In an interview from 2006 with Ilana Sichel, Abu-Assad said, "The only thing I'm trying to do is tell the story of my culture - my narrative, my history. I don't think [my films] can play a role now, but maybe in ten, fifty years. Maybe [they] can be a small piece in the puzzle of history. [They] could move you, but [they're] not forcing you to change your ideas." Currently, he's the world's most famous Palestinian director. Does that crown affect how he makes his movies? Does he feel a certain responsibility to represent his people in a certain way?
"I don't like the idea of becoming the voice of the Palestinian cause," he responded, "even though I suffer from the occupation, from discrimination, from apartheid, but the Palestinians are asking a lot from me to become the savior. This is a burden because a lot of the Palestinians have lost hope in their politicians and in the political situation, and they are now hoping through other institutions, like the arts, to free themselves, and this is impossible. Art will never take the place of the political arena. It is impossible. Art can help situations. It can give hope. It can give inspiration. In the end, the politicians and political situations are going to solve the problems. Now this burden is bothering me . . . . They will be disappointed as they are disappointed in the politics, more even. Are they kidding to think filmmaking can really change your situation? Sometimes, I feel even guilty because I am making movies about Palestinians. Yes, I became famous, and they're still under occupation."

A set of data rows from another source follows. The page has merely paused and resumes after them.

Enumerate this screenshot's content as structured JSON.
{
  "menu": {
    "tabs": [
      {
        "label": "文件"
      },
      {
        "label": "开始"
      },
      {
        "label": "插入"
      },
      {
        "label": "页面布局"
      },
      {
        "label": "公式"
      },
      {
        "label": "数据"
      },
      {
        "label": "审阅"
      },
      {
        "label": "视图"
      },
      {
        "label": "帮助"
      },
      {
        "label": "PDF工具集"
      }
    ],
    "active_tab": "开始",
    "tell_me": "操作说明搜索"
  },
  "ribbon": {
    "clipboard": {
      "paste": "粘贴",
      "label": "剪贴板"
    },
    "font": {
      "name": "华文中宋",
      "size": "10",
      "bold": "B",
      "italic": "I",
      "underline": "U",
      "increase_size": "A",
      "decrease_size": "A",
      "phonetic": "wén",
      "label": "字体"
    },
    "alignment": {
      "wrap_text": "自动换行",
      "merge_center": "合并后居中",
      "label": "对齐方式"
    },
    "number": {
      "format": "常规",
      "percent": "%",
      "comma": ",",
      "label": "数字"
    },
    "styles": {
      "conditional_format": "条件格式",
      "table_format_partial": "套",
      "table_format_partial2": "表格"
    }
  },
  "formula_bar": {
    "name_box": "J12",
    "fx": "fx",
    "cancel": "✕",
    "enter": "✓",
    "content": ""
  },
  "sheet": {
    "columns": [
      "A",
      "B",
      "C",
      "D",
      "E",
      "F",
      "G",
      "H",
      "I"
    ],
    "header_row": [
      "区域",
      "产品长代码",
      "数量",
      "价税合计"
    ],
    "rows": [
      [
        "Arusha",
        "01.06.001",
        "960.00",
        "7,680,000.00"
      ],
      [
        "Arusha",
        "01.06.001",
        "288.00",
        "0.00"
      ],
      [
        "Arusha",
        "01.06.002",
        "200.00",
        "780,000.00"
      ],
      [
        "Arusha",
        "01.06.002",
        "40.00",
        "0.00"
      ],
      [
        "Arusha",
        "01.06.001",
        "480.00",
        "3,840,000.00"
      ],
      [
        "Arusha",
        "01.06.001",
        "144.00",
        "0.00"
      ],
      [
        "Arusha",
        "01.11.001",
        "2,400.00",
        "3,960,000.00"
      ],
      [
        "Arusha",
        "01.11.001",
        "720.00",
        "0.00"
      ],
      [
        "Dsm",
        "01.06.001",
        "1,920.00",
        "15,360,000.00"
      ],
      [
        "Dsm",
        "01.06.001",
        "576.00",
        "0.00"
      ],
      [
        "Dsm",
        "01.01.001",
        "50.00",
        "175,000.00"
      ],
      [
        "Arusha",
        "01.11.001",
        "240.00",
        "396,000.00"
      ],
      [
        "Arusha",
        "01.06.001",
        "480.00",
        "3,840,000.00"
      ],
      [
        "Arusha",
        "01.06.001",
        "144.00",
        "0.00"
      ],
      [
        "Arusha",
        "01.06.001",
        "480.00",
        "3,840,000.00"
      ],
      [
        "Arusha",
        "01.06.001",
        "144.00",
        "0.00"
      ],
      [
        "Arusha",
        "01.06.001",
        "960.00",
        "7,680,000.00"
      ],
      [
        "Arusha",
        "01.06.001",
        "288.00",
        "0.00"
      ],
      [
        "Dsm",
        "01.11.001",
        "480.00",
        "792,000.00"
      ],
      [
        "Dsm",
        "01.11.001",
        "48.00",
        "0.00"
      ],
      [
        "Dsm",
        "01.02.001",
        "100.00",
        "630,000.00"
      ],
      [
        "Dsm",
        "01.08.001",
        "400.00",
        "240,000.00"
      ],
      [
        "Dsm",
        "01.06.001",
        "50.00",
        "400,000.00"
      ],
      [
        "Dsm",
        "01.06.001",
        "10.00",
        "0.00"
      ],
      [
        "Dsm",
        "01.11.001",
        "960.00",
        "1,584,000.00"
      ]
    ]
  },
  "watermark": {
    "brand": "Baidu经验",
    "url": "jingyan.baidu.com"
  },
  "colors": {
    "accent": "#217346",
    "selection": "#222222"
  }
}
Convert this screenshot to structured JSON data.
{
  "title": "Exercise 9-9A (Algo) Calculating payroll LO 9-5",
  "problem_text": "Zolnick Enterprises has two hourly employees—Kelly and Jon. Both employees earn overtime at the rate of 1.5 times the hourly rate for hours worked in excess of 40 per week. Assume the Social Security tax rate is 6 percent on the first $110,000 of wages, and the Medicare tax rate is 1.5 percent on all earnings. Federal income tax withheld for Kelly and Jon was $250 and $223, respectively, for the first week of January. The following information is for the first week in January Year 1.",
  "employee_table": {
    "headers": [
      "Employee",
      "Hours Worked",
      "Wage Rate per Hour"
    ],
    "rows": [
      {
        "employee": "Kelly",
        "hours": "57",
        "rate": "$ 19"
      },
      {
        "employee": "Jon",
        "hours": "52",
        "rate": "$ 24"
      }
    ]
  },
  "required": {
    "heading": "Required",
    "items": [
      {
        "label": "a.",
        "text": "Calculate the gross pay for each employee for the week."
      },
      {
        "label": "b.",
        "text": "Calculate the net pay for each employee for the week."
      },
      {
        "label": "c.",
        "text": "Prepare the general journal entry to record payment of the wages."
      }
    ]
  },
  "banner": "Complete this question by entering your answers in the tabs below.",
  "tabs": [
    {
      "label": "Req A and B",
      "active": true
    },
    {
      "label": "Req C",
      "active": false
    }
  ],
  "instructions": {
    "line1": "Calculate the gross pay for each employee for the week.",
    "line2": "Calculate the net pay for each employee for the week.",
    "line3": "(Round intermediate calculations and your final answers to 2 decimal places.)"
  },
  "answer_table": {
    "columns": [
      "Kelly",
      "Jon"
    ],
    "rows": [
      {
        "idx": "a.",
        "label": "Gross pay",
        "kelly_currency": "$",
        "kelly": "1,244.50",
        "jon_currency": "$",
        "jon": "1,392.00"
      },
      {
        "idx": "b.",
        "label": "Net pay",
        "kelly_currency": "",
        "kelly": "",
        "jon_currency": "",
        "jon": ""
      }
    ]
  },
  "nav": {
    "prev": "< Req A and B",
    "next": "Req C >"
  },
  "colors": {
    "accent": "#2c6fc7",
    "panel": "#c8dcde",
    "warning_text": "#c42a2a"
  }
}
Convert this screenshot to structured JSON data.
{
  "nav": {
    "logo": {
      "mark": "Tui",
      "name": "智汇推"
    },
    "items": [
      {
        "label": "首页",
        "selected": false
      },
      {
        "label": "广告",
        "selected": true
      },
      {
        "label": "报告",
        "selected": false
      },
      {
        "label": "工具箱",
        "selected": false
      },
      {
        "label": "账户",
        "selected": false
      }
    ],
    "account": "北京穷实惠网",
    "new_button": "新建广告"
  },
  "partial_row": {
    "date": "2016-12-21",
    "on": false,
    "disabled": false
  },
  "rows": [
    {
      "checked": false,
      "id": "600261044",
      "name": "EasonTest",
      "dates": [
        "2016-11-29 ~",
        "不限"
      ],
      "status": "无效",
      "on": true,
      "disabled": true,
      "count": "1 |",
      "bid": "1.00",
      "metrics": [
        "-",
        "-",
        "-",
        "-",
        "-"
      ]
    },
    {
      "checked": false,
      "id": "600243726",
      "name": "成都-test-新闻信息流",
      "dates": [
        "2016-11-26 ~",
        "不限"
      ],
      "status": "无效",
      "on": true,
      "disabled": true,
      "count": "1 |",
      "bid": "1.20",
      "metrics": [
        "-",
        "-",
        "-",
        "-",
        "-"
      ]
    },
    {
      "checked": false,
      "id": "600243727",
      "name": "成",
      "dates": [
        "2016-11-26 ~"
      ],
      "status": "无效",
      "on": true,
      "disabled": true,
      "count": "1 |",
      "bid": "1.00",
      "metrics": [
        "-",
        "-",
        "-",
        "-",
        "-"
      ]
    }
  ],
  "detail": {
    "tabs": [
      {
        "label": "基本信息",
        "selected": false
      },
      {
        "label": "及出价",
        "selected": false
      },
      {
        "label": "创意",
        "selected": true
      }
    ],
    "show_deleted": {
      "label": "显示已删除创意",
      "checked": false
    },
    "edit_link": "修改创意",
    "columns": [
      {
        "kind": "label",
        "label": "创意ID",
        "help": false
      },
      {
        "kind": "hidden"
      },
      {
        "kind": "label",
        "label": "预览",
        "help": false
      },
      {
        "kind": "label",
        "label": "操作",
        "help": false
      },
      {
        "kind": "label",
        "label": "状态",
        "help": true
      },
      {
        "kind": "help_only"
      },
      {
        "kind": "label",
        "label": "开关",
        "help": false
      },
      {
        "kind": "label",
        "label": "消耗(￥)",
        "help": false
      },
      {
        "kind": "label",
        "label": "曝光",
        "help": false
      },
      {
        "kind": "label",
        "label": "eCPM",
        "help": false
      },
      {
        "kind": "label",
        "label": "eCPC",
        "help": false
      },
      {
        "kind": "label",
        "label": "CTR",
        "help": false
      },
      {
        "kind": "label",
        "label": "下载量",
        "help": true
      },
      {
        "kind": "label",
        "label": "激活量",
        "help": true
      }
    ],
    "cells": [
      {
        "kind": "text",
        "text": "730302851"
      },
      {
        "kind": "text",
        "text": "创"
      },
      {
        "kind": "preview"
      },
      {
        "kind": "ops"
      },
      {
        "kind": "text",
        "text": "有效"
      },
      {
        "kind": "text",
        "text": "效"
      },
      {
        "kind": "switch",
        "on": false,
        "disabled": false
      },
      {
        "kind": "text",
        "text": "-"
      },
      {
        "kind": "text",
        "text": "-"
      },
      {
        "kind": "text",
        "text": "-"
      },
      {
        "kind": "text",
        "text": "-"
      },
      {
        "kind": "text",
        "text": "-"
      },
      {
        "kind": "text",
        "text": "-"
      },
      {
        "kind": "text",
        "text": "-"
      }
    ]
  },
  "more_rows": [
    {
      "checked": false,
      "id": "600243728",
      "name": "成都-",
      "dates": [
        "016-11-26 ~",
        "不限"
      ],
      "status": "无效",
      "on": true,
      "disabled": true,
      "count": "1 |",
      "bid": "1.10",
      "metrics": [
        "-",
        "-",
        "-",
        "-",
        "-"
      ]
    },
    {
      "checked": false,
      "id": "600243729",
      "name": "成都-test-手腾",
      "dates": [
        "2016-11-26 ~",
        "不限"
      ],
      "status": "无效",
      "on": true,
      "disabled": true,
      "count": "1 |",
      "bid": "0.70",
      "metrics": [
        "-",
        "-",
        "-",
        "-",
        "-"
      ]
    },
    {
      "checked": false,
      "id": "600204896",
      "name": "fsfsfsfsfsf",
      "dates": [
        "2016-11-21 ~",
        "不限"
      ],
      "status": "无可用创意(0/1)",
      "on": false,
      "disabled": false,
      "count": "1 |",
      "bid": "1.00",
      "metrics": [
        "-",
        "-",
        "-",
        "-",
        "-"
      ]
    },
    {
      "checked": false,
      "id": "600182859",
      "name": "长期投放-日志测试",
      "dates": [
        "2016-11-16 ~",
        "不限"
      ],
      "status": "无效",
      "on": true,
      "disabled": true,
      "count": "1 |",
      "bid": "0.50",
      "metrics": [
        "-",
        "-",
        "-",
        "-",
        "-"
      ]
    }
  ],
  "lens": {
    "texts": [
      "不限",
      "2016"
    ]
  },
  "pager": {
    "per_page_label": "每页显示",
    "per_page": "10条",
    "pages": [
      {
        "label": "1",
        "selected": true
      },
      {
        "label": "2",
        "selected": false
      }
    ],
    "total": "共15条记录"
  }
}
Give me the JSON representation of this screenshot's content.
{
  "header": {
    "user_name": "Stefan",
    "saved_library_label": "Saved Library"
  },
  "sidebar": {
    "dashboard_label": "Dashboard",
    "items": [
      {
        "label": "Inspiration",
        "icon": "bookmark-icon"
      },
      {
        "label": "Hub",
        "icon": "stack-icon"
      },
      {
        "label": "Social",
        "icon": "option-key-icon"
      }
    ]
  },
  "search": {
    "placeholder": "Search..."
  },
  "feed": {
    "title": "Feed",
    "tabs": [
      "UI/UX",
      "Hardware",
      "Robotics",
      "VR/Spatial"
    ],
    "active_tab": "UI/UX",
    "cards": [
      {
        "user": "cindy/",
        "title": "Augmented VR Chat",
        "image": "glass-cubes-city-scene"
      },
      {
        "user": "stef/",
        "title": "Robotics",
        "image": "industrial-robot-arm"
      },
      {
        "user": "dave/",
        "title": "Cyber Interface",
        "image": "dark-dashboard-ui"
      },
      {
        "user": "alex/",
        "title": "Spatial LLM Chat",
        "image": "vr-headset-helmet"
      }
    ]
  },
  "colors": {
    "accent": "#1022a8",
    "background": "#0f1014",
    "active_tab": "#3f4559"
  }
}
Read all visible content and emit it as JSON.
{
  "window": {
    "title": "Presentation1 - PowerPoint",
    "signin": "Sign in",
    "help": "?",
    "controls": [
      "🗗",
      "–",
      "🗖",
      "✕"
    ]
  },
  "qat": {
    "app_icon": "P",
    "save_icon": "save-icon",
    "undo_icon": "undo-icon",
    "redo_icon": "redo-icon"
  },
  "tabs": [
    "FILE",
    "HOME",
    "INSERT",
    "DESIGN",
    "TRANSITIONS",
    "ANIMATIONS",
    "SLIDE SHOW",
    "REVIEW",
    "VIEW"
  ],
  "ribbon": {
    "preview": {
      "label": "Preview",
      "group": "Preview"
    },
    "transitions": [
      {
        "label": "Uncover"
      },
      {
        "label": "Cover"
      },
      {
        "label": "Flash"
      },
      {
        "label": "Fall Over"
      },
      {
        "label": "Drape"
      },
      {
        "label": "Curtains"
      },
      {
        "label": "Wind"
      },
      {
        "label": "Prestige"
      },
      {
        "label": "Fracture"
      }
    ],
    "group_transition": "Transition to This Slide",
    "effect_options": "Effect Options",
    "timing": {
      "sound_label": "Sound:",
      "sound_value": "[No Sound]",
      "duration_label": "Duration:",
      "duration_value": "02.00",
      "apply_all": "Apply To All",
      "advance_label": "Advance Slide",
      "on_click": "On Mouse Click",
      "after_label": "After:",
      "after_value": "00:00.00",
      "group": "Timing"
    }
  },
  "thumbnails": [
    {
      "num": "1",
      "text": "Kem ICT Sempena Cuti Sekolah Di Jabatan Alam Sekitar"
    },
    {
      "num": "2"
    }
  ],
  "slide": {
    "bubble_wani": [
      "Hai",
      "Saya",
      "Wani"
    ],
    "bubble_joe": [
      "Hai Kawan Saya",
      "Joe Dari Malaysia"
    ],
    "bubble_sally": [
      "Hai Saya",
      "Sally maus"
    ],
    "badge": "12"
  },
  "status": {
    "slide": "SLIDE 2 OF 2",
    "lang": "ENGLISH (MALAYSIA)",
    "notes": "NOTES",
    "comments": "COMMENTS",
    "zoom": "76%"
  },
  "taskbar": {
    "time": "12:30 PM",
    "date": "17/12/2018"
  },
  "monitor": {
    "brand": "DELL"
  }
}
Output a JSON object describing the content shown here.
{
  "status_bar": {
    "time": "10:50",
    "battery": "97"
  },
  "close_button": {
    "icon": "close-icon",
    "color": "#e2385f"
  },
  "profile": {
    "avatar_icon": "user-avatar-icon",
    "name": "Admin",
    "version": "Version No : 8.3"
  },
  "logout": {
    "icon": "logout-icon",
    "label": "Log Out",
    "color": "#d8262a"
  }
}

After taking a bite of food, Abu-Assad added, "However, I learned from The Idol about the role of the importance of art in our life. I did not realize before that it is so important. Because when I saw so many people united, rich and old, Christians and Muslims, rich and poor, there on the squares, united, hearing Mohammed Assaf's voice, hearing the beauty of his voice, it was amazing. His voice is very beautiful. It is art. Hearing him singing brought the same expressions [of joy] to the faces of all these people, frustrated, not frustrated. I felt, "My God! How important art can be in our lives." I learned from that, even though in the past I was more skeptical about the power of art. I learned that we can't leave the masses of people to Walt Disney. As an artist, you have to take responsibility also to tell these people something and not just leave these concepts to the big studios. You have to take your role as an artist and reach out to these people."
He then took another bite. - Brandon Judell
Mr. Judell has written on film for The Village Voice, indieWire.com, the New York Daily News, Soho Style, and The Advocate, and is anthologized in Cynthia Fuchs's Spike Lee Interviews (University Press of Mississippi) and John Preston's A Member of the Family (Dutton). He is also a member of the performance/writing group FlashPoint.